California’s Smog Check Program is a critical part of the state’s clean air strategy and helps improve the air we breathe every day.
The smog released by vehicles contains pollutants which react chemically in the presence of sunlight and can harm our health. Thanks to California’s smog check program, approximately 400 tons of these smog-forming emissions are removed from California’s air each day. A regular smog check will ensure that fewer of these damaging pollutants are released and that our air will be fresh and safe to breathe for all Californians.
Contribute to improving air quality by taking care of any issues identified during your vehicle’s Smog Check.
- Smog pollutants irritate the respiratory system, reduce lung function, aggravate asthma, and damage the lining of the lungs
- Children, people who are active outdoors, and people who already have respiratory diseases are especially at risk
- A study from Brigham Young University found that air pollution can shorten a person’s average lifespan by 1-3 years
- Urban outdoor air pollution is the cause of an estimated 1.3 million deaths worldwide per year
Smog Check Milestones
- 1943: The first widely reported smog incident occurs in Los Angeles. Frightened residents mistake the mysterious smog for a chemical attack.

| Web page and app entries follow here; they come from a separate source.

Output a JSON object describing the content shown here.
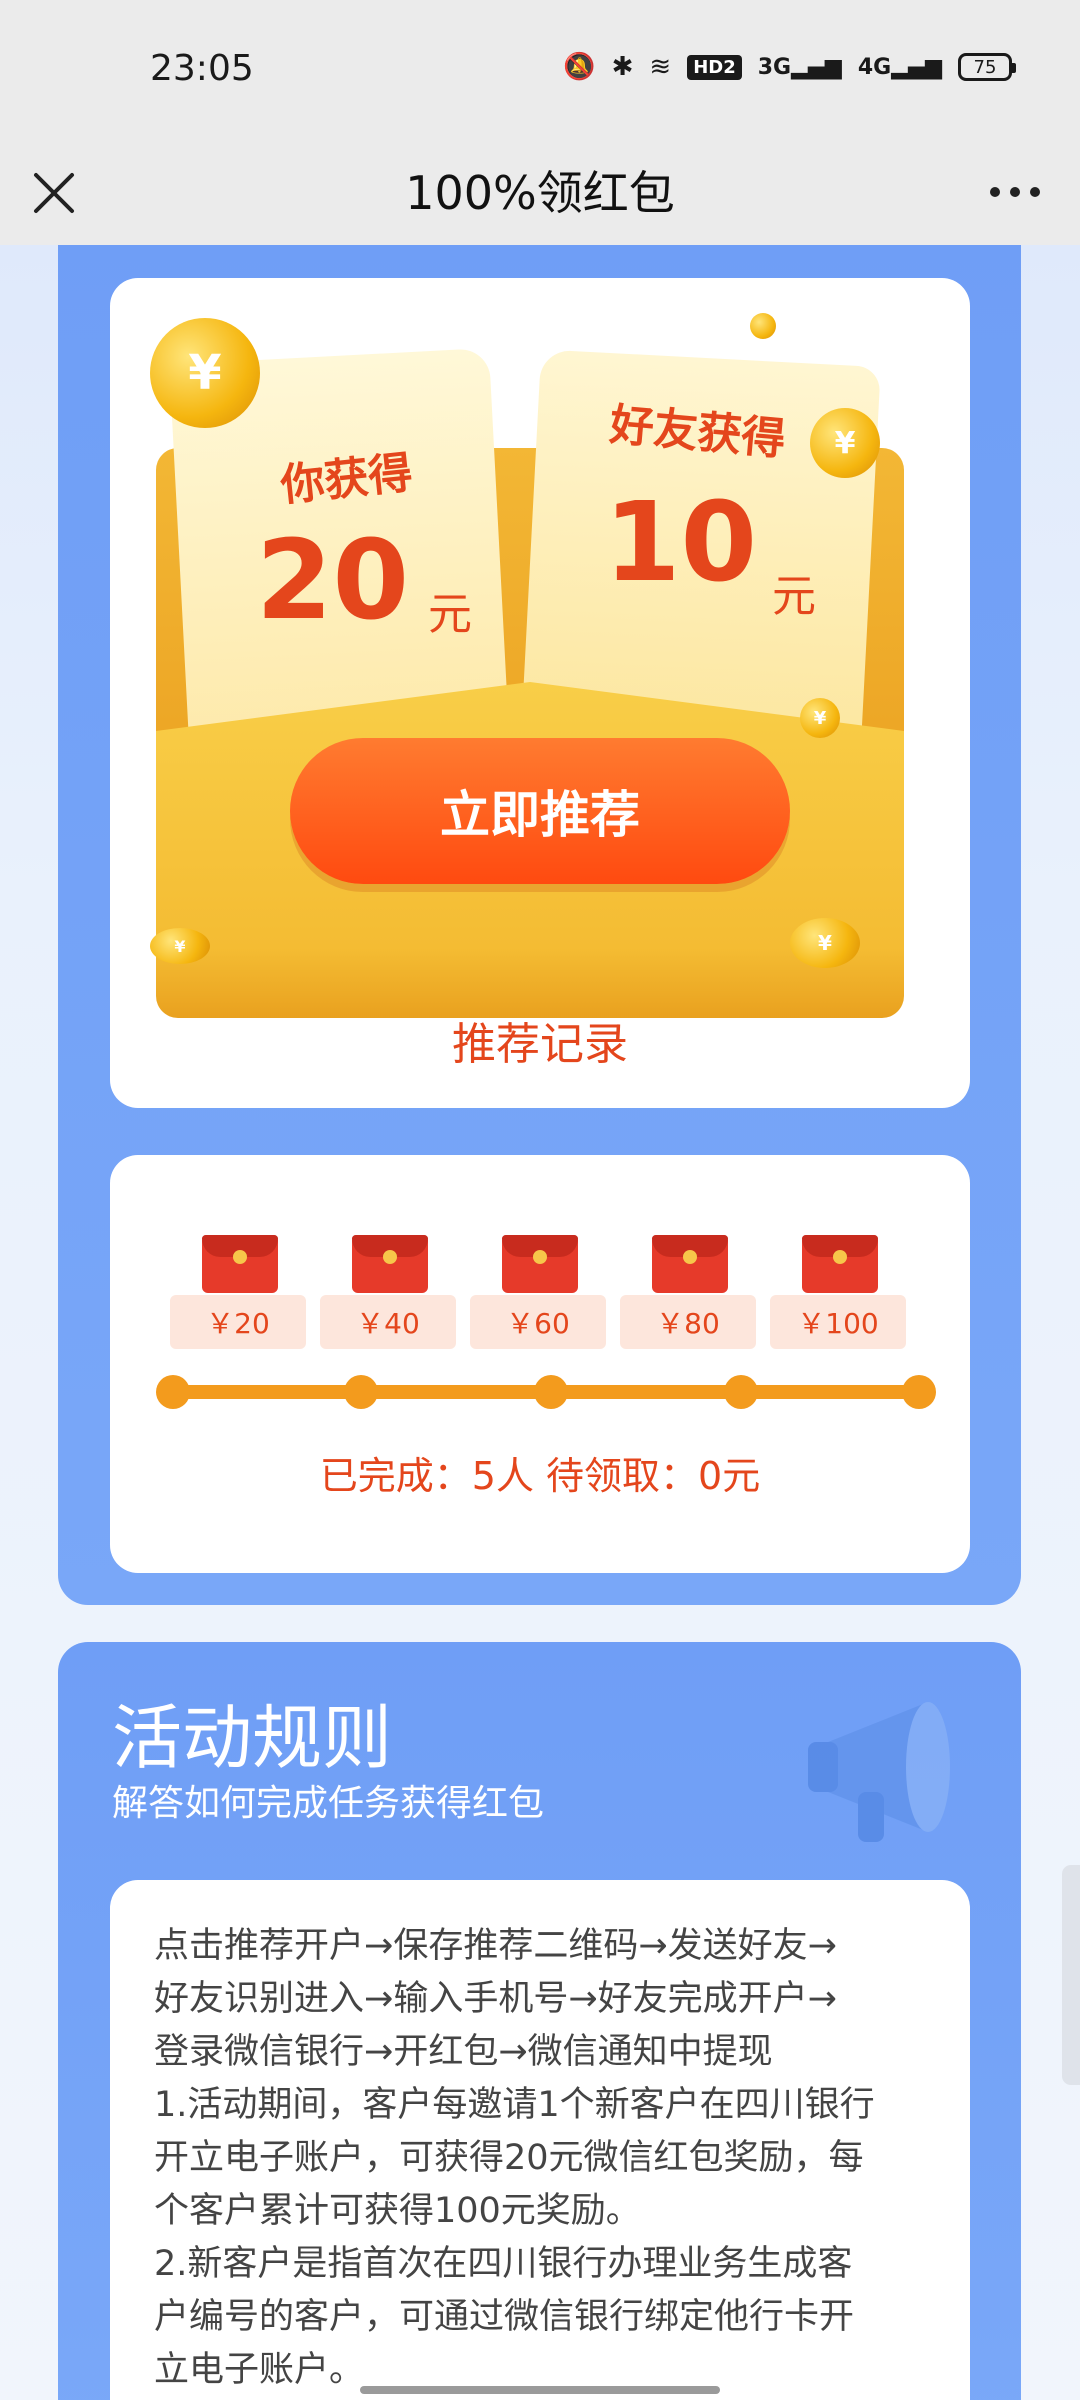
{
  "status": {
    "time": "23:05",
    "hd": "HD2",
    "sig1": "3G",
    "sig2": "4G",
    "battery": "75"
  },
  "nav": {
    "title": "100%领红包"
  },
  "reward": {
    "you_label": "你获得",
    "you_value": "20",
    "you_unit": "元",
    "friend_label": "好友获得",
    "friend_value": "10",
    "friend_unit": "元",
    "button": "立即推荐",
    "record_link": "推荐记录"
  },
  "progress": {
    "tiers": [
      "￥20",
      "￥40",
      "￥60",
      "￥80",
      "￥100"
    ],
    "summary": "已完成：5人 待领取：0元",
    "fraction": 1.0
  },
  "rules": {
    "title": "活动规则",
    "subtitle": "解答如何完成任务获得红包",
    "lines": [
      "点击推荐开户→保存推荐二维码→发送好友→",
      "好友识别进入→输入手机号→好友完成开户→",
      "登录微信银行→开红包→微信通知中提现",
      "1.活动期间，客户每邀请1个新客户在四川银行",
      "开立电子账户，可获得20元微信红包奖励，每",
      "个客户累计可获得100元奖励。",
      "2.新客户是指首次在四川银行办理业务生成客",
      "户编号的客户，可通过微信银行绑定他行卡开",
      "立电子账户。"
    ]
  },
  "colors": {
    "accent": "#e4461c",
    "panel_blue": "#6f9ef6",
    "orange": "#f39b1d"
  }
}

- 1950s: California’s Public Health division studies the causes of smog, where it forms, and its effects on the body.
- 1975: First vehicles to require catalytic converters for controlling pollution.
- 1984: The first “Smog Check” program is created in California.

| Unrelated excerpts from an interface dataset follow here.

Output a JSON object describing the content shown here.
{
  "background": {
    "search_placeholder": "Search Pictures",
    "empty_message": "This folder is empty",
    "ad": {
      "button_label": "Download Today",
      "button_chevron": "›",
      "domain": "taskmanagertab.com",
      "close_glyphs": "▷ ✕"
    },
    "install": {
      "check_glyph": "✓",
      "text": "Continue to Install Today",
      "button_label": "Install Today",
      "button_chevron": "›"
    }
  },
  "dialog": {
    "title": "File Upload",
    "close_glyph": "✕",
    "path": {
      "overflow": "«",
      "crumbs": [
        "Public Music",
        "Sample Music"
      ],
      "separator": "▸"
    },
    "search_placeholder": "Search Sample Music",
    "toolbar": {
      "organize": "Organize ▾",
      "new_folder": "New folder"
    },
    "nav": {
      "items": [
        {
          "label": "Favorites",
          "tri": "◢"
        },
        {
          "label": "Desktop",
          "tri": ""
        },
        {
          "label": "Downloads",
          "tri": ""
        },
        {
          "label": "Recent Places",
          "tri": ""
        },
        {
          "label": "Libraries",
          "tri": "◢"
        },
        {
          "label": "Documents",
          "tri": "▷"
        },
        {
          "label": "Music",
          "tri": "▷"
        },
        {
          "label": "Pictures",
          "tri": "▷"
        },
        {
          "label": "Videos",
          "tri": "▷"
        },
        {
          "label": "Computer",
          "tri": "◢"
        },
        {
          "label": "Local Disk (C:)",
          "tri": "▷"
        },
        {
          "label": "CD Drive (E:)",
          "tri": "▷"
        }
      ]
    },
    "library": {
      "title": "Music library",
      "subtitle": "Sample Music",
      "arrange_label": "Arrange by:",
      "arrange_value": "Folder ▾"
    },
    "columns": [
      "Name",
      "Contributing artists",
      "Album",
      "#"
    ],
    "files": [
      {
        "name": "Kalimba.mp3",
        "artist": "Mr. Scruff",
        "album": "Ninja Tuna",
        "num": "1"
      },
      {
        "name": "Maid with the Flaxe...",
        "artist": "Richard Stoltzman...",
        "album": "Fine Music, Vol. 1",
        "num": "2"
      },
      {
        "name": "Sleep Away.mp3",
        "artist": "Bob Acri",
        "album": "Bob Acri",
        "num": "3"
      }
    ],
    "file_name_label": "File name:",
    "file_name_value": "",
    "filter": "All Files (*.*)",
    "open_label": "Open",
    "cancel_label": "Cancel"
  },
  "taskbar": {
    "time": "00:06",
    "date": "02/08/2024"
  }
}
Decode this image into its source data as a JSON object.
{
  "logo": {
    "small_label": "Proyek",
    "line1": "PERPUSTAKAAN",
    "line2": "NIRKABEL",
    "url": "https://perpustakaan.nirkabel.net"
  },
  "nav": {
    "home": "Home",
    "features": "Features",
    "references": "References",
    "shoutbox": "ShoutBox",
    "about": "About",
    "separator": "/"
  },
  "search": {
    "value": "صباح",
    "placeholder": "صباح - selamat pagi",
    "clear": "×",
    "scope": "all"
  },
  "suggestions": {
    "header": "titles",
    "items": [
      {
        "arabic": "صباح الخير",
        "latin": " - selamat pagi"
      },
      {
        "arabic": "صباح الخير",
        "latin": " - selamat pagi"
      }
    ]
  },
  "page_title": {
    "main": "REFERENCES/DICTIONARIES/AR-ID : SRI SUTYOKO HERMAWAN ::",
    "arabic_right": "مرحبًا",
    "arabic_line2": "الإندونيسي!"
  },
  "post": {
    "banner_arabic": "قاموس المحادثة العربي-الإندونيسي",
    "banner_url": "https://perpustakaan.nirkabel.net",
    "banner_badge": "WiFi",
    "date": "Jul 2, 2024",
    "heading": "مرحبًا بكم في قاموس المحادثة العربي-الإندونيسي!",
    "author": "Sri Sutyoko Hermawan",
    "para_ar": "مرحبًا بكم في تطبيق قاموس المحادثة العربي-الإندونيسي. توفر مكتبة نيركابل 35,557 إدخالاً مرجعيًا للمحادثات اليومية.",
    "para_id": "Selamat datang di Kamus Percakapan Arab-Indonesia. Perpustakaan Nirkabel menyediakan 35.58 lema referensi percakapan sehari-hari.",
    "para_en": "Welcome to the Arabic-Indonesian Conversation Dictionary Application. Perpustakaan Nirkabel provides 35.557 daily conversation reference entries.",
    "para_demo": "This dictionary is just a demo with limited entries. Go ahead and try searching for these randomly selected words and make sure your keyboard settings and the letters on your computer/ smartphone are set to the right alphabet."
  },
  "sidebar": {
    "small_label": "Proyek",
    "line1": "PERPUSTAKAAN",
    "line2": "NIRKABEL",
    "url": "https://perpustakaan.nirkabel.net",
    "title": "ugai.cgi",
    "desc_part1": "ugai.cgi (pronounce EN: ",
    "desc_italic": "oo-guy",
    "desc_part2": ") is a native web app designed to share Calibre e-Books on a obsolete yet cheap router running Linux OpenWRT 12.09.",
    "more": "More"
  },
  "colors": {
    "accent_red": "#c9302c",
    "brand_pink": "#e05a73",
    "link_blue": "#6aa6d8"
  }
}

- 1994: AB 2018 establishes an emissions inspection program, which later becomes the blueprint for the modern smog check.

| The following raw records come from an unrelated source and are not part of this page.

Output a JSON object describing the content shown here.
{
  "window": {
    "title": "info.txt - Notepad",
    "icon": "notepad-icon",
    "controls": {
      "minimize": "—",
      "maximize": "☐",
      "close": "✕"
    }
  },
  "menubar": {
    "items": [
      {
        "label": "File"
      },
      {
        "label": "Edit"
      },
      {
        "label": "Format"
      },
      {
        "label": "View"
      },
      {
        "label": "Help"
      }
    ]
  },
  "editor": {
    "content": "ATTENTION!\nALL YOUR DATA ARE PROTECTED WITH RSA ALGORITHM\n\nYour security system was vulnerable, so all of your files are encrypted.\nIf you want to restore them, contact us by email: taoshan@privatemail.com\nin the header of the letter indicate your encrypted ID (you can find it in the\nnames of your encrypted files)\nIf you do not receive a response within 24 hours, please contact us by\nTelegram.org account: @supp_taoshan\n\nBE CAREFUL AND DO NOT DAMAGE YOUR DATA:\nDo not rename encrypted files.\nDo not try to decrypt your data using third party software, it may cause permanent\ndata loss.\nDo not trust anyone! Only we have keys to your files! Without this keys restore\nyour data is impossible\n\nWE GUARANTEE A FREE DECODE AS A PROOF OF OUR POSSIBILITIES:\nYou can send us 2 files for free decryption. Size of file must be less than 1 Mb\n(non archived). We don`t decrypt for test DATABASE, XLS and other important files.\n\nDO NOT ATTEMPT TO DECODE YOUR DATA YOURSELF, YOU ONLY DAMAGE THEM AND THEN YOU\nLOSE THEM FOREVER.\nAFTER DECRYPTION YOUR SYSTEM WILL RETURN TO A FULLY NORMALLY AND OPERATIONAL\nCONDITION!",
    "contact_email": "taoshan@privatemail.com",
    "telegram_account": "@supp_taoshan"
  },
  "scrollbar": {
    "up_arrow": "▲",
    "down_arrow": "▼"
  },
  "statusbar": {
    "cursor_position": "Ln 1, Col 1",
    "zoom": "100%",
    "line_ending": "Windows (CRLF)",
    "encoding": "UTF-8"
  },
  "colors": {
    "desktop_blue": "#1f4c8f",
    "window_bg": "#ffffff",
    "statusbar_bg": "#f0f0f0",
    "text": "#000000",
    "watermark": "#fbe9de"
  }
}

- 2009: Air Resources Board adopts the Low Carbon Fuel Standard, aiming to reduce emissions by 16 million metric tons by 2020.
- 2010: AB 2289 introduces extensive reforms to the Smog Check Program through simplifying inspection procedures for newer vehicles.
Tips for maintaining your vehicle and reducing pollution:
- Use the proper tire size, rotate and align tires frequently, and check your tire pressure often
- Use the correct fuel octane and don’t top off at the gas pump
- Follow the manufacturer’s recommendations for changing your oil and use the proper grade and quality
- Check your oil levels often and repair any leaks as soon as you find them.
- Don’t ignore dashboard indicator lights such as the check engine light
- Get vehicle repairs at licensed stations
Air Now: Check your region’s current Air Quality Index.
Air Resources Board: Learn how you can help promote clean air in California.
State of the Air: Look up current and historical State of the Air reports by county.